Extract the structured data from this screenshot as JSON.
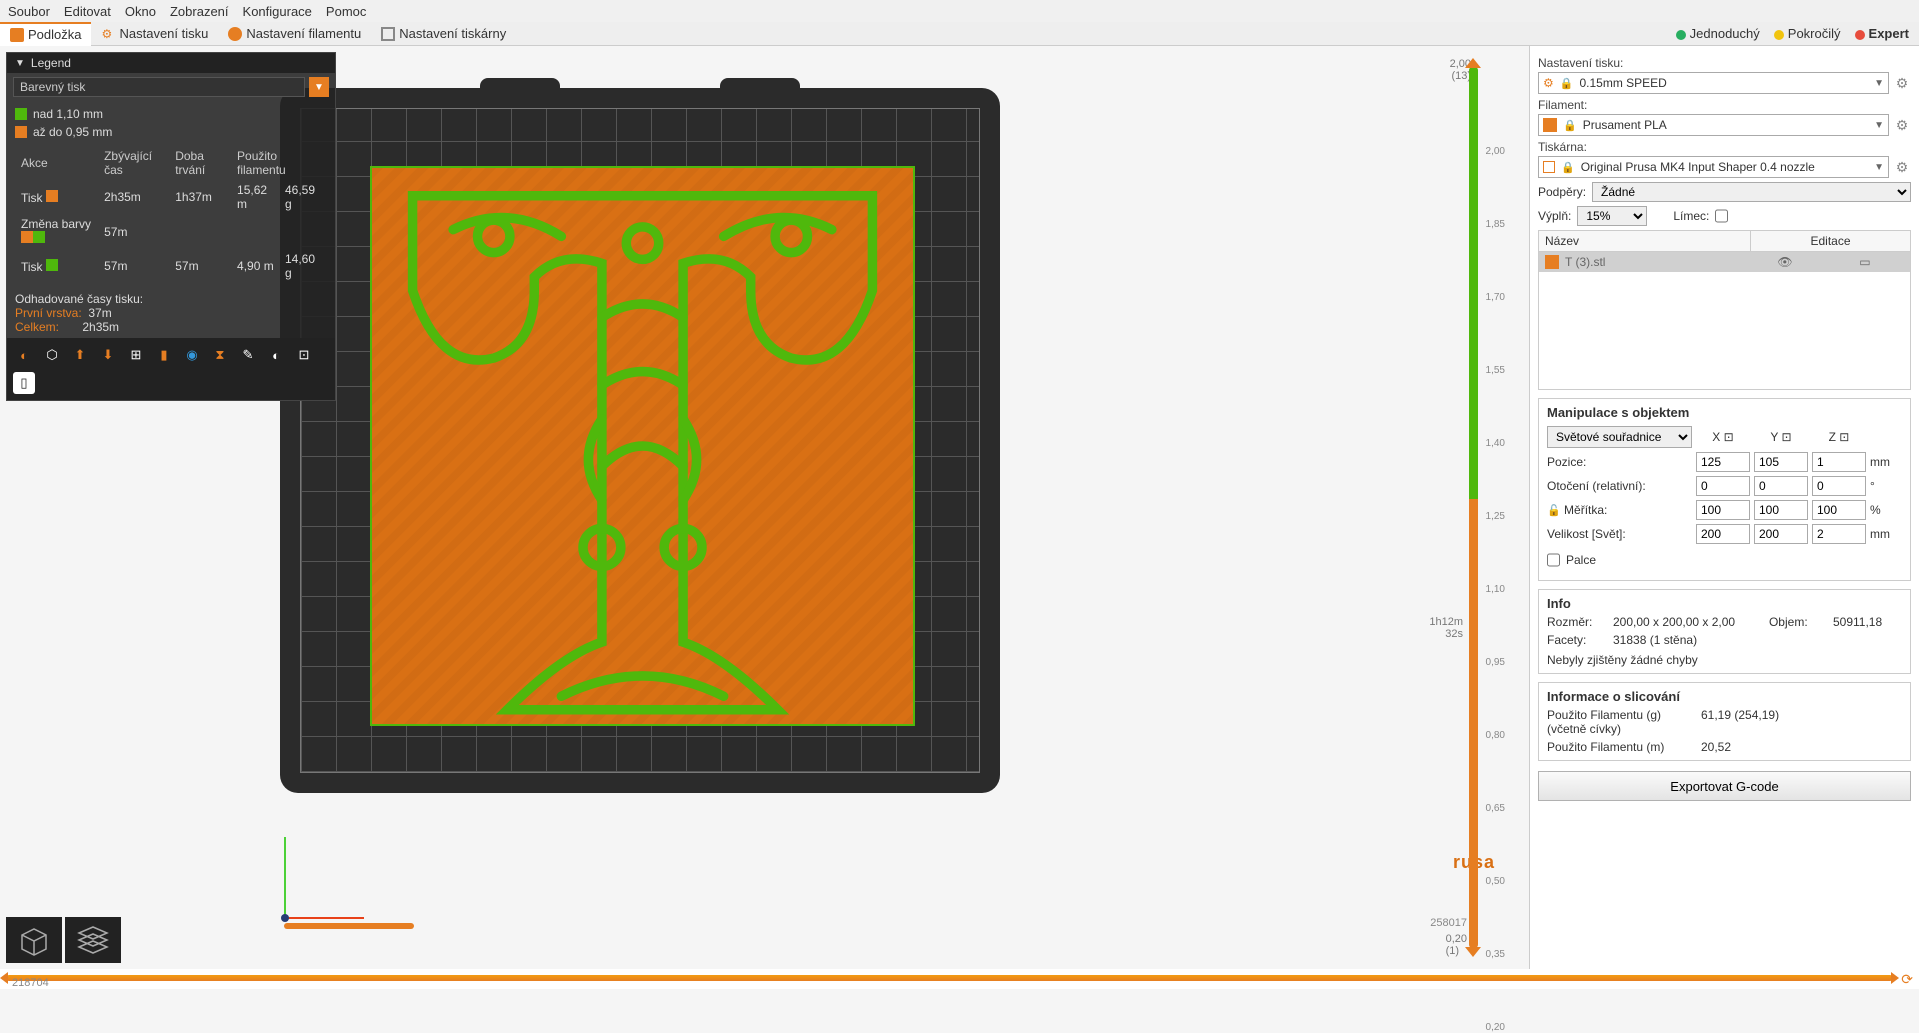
{
  "menu": [
    "Soubor",
    "Editovat",
    "Okno",
    "Zobrazení",
    "Konfigurace",
    "Pomoc"
  ],
  "tabs": [
    {
      "label": "Podložka",
      "active": true,
      "color": "#e67e22"
    },
    {
      "label": "Nastavení tisku",
      "color": "#888"
    },
    {
      "label": "Nastavení filamentu",
      "color": "#e67e22"
    },
    {
      "label": "Nastavení tiskárny",
      "color": "#888"
    }
  ],
  "modes": [
    {
      "label": "Jednoduchý",
      "color": "#27ae60"
    },
    {
      "label": "Pokročilý",
      "color": "#f1c40f"
    },
    {
      "label": "Expert",
      "color": "#e74c3c",
      "active": true
    }
  ],
  "legend": {
    "title": "Legend",
    "dropdown": "Barevný tisk",
    "items": [
      {
        "color": "#4fb80c",
        "label": "nad 1,10 mm"
      },
      {
        "color": "#e67e22",
        "label": "až do 0,95 mm"
      }
    ],
    "table": {
      "headers": [
        "Akce",
        "Zbývající čas",
        "Doba trvání",
        "Použito filamentu"
      ],
      "rows": [
        {
          "name": "Tisk",
          "swatch": "#e67e22",
          "remain": "2h35m",
          "dur": "1h37m",
          "len": "15,62 m",
          "wt": "46,59 g"
        },
        {
          "name": "Změna barvy",
          "swatch": "#e67e22",
          "swatch2": "#4fb80c",
          "remain": "57m",
          "dur": "",
          "len": "",
          "wt": ""
        },
        {
          "name": "Tisk",
          "swatch": "#4fb80c",
          "remain": "57m",
          "dur": "57m",
          "len": "4,90 m",
          "wt": "14,60 g"
        }
      ]
    },
    "estimates_label": "Odhadované časy tisku:",
    "first_layer_label": "První vrstva:",
    "first_layer": "37m",
    "total_label": "Celkem:",
    "total": "2h35m"
  },
  "layer_ticks": [
    "2,00",
    "1,85",
    "1,70",
    "1,55",
    "1,40",
    "1,25",
    "1,10",
    "0,95",
    "0,80",
    "0,65",
    "0,50",
    "0,35",
    "0,20"
  ],
  "layer_top_main": "2,00",
  "layer_top_sub": "(13)",
  "layer_mid_l1": "1h12m",
  "layer_mid_l2": "32s",
  "layer_bot_main": "0,20",
  "layer_bot_sub": "(1)",
  "brand": "rusa",
  "yaxis_label": "258017",
  "presets": {
    "print_label": "Nastavení tisku:",
    "print": "0.15mm SPEED",
    "filament_label": "Filament:",
    "filament": "Prusament PLA",
    "filament_color": "#e67e22",
    "printer_label": "Tiskárna:",
    "printer": "Original Prusa MK4 Input Shaper 0.4 nozzle",
    "supports_label": "Podpěry:",
    "supports": "Žádné",
    "infill_label": "Výplň:",
    "infill": "15%",
    "brim_label": "Límec:"
  },
  "objects": {
    "col1": "Název",
    "col2": "Editace",
    "row_name": "T (3).stl"
  },
  "manip": {
    "title": "Manipulace s objektem",
    "coord_mode": "Světové souřadnice",
    "axes": [
      "X",
      "Y",
      "Z"
    ],
    "rows": [
      {
        "label": "Pozice:",
        "vals": [
          "125",
          "105",
          "1"
        ],
        "unit": "mm"
      },
      {
        "label": "Otočení (relativní):",
        "vals": [
          "0",
          "0",
          "0"
        ],
        "unit": "°"
      },
      {
        "label": "Měřítka:",
        "vals": [
          "100",
          "100",
          "100"
        ],
        "unit": "%",
        "lock": true
      },
      {
        "label": "Velikost [Svět]:",
        "vals": [
          "200",
          "200",
          "2"
        ],
        "unit": "mm"
      }
    ],
    "inches": "Palce"
  },
  "info": {
    "title": "Info",
    "size_label": "Rozměr:",
    "size": "200,00 x 200,00 x 2,00",
    "volume_label": "Objem:",
    "volume": "50911,18",
    "facets_label": "Facety:",
    "facets": "31838 (1 stěna)",
    "errors": "Nebyly zjištěny žádné chyby"
  },
  "slicing_info": {
    "title": "Informace o slicování",
    "rows": [
      {
        "label": "Použito Filamentu (g) (včetně cívky)",
        "val": "61,19 (254,19)"
      },
      {
        "label": "Použito Filamentu (m)",
        "val": "20,52"
      }
    ]
  },
  "export_label": "Exportovat G-code",
  "bottom_num": "218704"
}
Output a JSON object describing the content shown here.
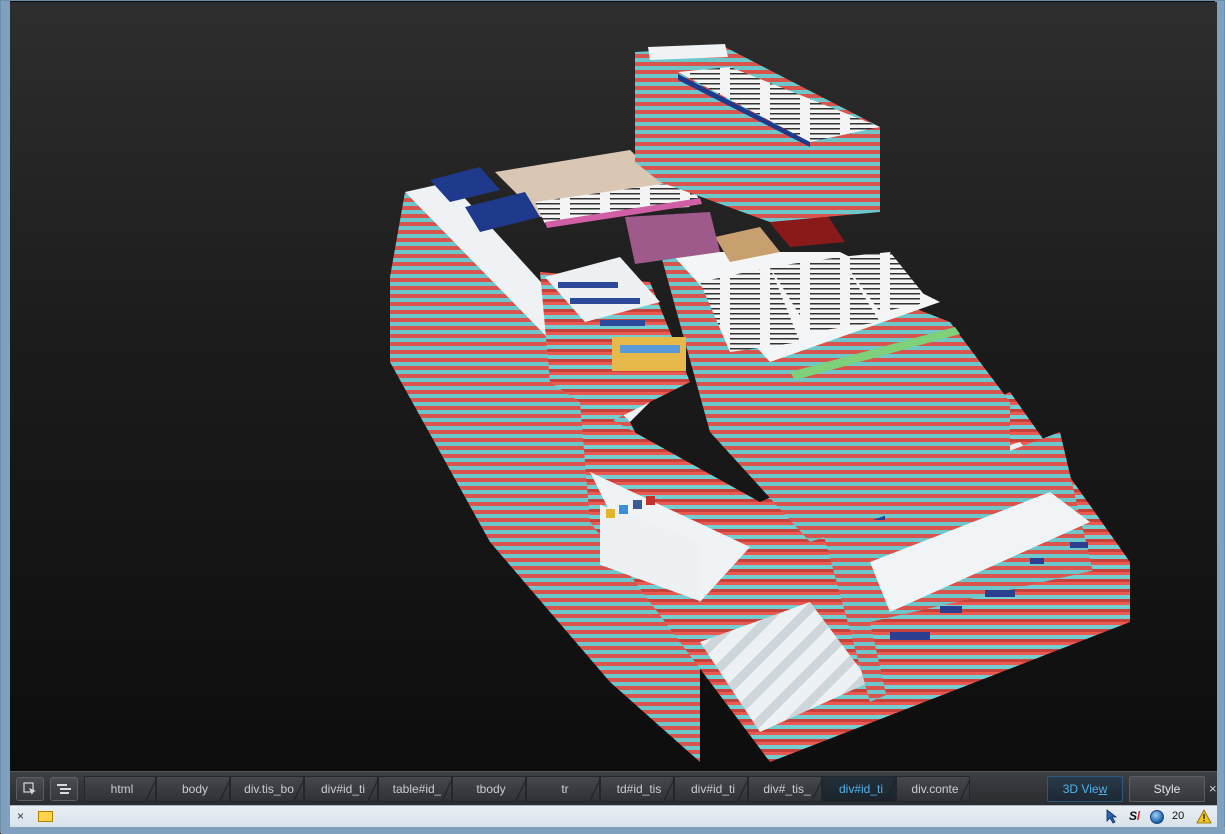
{
  "toolbar": {
    "select_element_icon": "select-element-icon",
    "dom_tree_icon": "dom-tree-icon",
    "breadcrumbs": [
      {
        "label": "html"
      },
      {
        "label": "body"
      },
      {
        "label": "div.tis_bo"
      },
      {
        "label": "div#id_ti"
      },
      {
        "label": "table#id_"
      },
      {
        "label": "tbody"
      },
      {
        "label": "tr"
      },
      {
        "label": "td#id_tis"
      },
      {
        "label": "div#id_ti"
      },
      {
        "label": "div#_tis_"
      },
      {
        "label": "div#id_ti"
      },
      {
        "label": "div.conte"
      }
    ],
    "selected_index": 10,
    "view_3d_label_pre": "3D Vie",
    "view_3d_label_u": "w",
    "style_label": "Style",
    "close_label": "×"
  },
  "statusbar": {
    "close_label": "×",
    "addon_count": "20"
  },
  "colors": {
    "layer_teal": "#67c4c7",
    "layer_red": "#e14b43",
    "layer_white": "#f2f5f7",
    "accent_blue": "#4fb3f0"
  }
}
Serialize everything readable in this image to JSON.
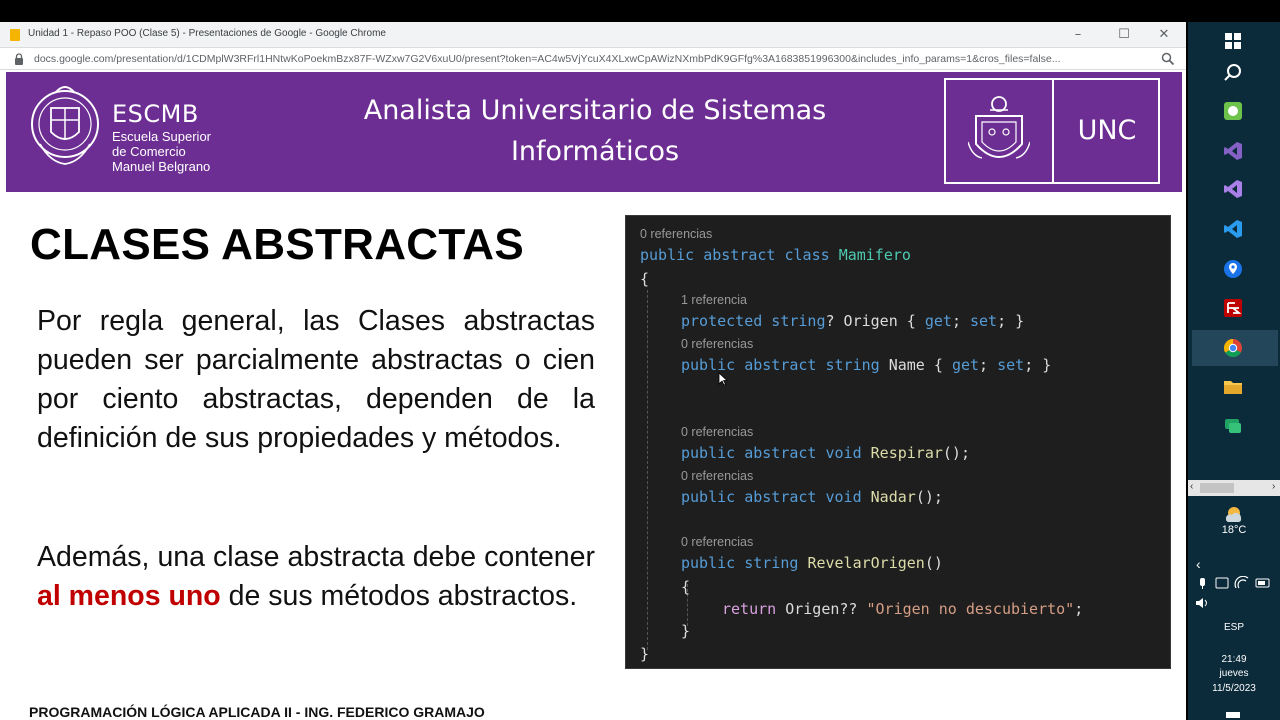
{
  "browser": {
    "window_title": "Unidad 1 - Repaso POO (Clase 5) - Presentaciones de Google - Google Chrome",
    "url": "docs.google.com/presentation/d/1CDMplW3RFrl1HNtwKoPoekmBzx87F-WZxw7G2V6xuU0/present?token=AC4w5VjYcuX4XLxwCpAWizNXmbPdK9GFfg%3A1683851996300&includes_info_params=1&cros_files=false...",
    "minimize": "–",
    "maximize": "☐",
    "close": "✕"
  },
  "header": {
    "school_name": "ESCMB",
    "school_line1": "Escuela Superior",
    "school_line2": "de Comercio",
    "school_line3": "Manuel Belgrano",
    "title_line1": "Analista Universitario de Sistemas",
    "title_line2": "Informáticos",
    "university": "UNC"
  },
  "slide": {
    "title": "CLASES ABSTRACTAS",
    "paragraph1": "Por regla general, las Clases abstractas pueden ser parcialmente abstractas o cien por ciento abstractas, dependen de la definición de sus propiedades y métodos.",
    "paragraph2_before": "Además, una clase abstracta debe contener ",
    "paragraph2_highlight": "al menos uno",
    "paragraph2_after": " de sus métodos abstractos.",
    "footer": "PROGRAMACIÓN LÓGICA APLICADA II - ING. FEDERICO GRAMAJO"
  },
  "code": {
    "ref0": "0 referencias",
    "ref1": "1 referencia",
    "ref2": "0 referencias",
    "ref3": "0 referencias",
    "ref4": "0 referencias",
    "ref5": "0 referencias",
    "line_class_kw": "public abstract class ",
    "line_class_name": "Mamifero",
    "open_brace": "{",
    "close_brace": "}",
    "origen_kw": "protected string",
    "origen_rest": "? Origen { ",
    "get": "get",
    "set": "set",
    "semi_sp": "; ",
    "end_brace": "}",
    "name_kw": "public abstract string",
    "name_rest": " Name { ",
    "respirar_kw": "public abstract void ",
    "respirar_name": "Respirar",
    "call_end": "();",
    "nadar_kw": "public abstract void ",
    "nadar_name": "Nadar",
    "revelar_kw": "public string ",
    "revelar_name": "RevelarOrigen",
    "parens": "()",
    "inner_open": "{",
    "inner_close": "}",
    "return_kw": "return",
    "return_mid": " Origen?? ",
    "return_str": "\"Origen no descubierto\"",
    "return_end": ";"
  },
  "taskbar": {
    "temperature": "18°C",
    "language": "ESP",
    "time": "21:49",
    "weekday": "jueves",
    "date": "11/5/2023"
  }
}
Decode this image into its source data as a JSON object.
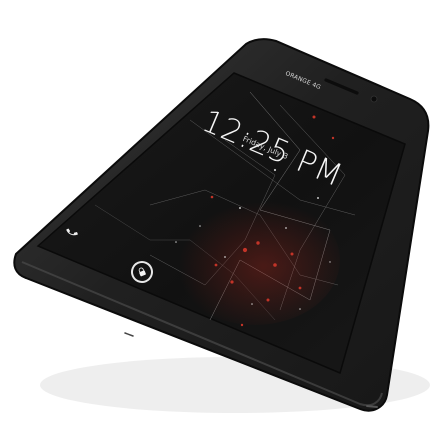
{
  "screen": {
    "carrier": "ORANGE 4G",
    "time": "12:25 PM",
    "date": "Friday, July 3"
  },
  "icons": {
    "phone": "phone-icon",
    "lock": "lock-icon",
    "camera": "front-camera-icon",
    "speaker": "earpiece-speaker-icon"
  },
  "colors": {
    "body": "#1f1f1f",
    "bezel": "#0f0f0f",
    "screen_bg": "#151515",
    "accent_red": "#b0291e"
  }
}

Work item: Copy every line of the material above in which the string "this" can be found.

Exercise output:
Extract the structured data from this screenshot as JSON.
Serialize everything readable in this image to JSON.
Decode this image into its source data as a JSON object.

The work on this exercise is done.